PROBLEM TO SOLVE: Copy all of the data that follows without altering a word.

Element data from apps and pages:
- Opening Delimiter -

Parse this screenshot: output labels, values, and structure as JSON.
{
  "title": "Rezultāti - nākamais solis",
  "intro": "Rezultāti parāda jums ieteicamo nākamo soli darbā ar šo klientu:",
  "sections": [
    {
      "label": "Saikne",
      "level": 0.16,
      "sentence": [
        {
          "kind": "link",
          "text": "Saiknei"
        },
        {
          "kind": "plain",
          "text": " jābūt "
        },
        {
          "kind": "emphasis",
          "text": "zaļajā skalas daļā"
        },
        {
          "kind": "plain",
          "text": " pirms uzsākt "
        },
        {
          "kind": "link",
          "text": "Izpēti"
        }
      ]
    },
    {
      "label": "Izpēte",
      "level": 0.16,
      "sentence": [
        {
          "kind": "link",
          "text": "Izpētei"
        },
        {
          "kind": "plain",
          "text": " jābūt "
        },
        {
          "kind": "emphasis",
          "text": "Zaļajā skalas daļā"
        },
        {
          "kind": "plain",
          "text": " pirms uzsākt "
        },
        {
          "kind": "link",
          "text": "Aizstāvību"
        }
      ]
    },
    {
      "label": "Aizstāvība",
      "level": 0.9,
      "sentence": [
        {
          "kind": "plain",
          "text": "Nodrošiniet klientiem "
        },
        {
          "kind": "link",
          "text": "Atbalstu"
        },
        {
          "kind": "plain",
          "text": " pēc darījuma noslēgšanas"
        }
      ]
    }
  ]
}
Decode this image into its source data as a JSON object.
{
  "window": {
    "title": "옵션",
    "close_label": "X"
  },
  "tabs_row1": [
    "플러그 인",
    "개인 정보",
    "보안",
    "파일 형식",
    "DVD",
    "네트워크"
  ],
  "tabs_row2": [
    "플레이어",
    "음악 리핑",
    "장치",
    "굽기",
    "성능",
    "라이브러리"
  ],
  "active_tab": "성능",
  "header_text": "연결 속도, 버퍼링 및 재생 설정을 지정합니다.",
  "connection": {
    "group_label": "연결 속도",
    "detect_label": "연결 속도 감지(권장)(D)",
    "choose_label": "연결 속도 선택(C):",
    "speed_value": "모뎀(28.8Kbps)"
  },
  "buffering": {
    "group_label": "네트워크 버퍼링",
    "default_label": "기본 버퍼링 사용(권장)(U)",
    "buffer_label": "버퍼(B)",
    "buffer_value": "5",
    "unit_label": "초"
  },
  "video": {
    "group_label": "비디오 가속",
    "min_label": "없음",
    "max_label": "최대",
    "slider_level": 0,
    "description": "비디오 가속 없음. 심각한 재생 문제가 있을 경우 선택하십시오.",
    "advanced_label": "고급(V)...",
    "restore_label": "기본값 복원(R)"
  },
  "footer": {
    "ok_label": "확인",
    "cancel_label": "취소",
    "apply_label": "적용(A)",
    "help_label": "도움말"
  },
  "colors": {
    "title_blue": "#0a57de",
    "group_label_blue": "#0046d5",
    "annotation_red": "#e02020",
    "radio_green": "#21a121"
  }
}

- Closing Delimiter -

SOLUTION:
Parse this screenshot: output labels, values, and structure as JSON.
{
  "title": "Rezultāti - nākamais solis",
  "intro": "Rezultāti parāda jums ieteicamo nākamo soli darbā ar šo klientu:",
  "sections": [
    {
      "label": "Saikne",
      "level": 0.16,
      "sentence": [
        {
          "kind": "link",
          "text": "Saiknei"
        },
        {
          "kind": "plain",
          "text": " jābūt "
        },
        {
          "kind": "emphasis",
          "text": "zaļajā skalas daļā"
        },
        {
          "kind": "plain",
          "text": " pirms uzsākt "
        },
        {
          "kind": "link",
          "text": "Izpēti"
        }
      ]
    },
    {
      "label": "Izpēte",
      "level": 0.16,
      "sentence": [
        {
          "kind": "link",
          "text": "Izpētei"
        },
        {
          "kind": "plain",
          "text": " jābūt "
        },
        {
          "kind": "emphasis",
          "text": "Zaļajā skalas daļā"
        },
        {
          "kind": "plain",
          "text": " pirms uzsākt "
        },
        {
          "kind": "link",
          "text": "Aizstāvību"
        }
      ]
    },
    {
      "label": "Aizstāvība",
      "level": 0.9,
      "sentence": [
        {
          "kind": "plain",
          "text": "Nodrošiniet klientiem "
        },
        {
          "kind": "link",
          "text": "Atbalstu"
        },
        {
          "kind": "plain",
          "text": " pēc darījuma noslēgšanas"
        }
      ]
    }
  ]
}
Decode this image into its source data as a JSON object.
{
  "window": {
    "title": "옵션",
    "close_label": "X"
  },
  "tabs_row1": [
    "플러그 인",
    "개인 정보",
    "보안",
    "파일 형식",
    "DVD",
    "네트워크"
  ],
  "tabs_row2": [
    "플레이어",
    "음악 리핑",
    "장치",
    "굽기",
    "성능",
    "라이브러리"
  ],
  "active_tab": "성능",
  "header_text": "연결 속도, 버퍼링 및 재생 설정을 지정합니다.",
  "connection": {
    "group_label": "연결 속도",
    "detect_label": "연결 속도 감지(권장)(D)",
    "choose_label": "연결 속도 선택(C):",
    "speed_value": "모뎀(28.8Kbps)"
  },
  "buffering": {
    "group_label": "네트워크 버퍼링",
    "default_label": "기본 버퍼링 사용(권장)(U)",
    "buffer_label": "버퍼(B)",
    "buffer_value": "5",
    "unit_label": "초"
  },
  "video": {
    "group_label": "비디오 가속",
    "min_label": "없음",
    "max_label": "최대",
    "slider_level": 0,
    "description": "비디오 가속 없음. 심각한 재생 문제가 있을 경우 선택하십시오.",
    "advanced_label": "고급(V)...",
    "restore_label": "기본값 복원(R)"
  },
  "footer": {
    "ok_label": "확인",
    "cancel_label": "취소",
    "apply_label": "적용(A)",
    "help_label": "도움말"
  },
  "colors": {
    "title_blue": "#0a57de",
    "group_label_blue": "#0046d5",
    "annotation_red": "#e02020",
    "radio_green": "#21a121"
  }
}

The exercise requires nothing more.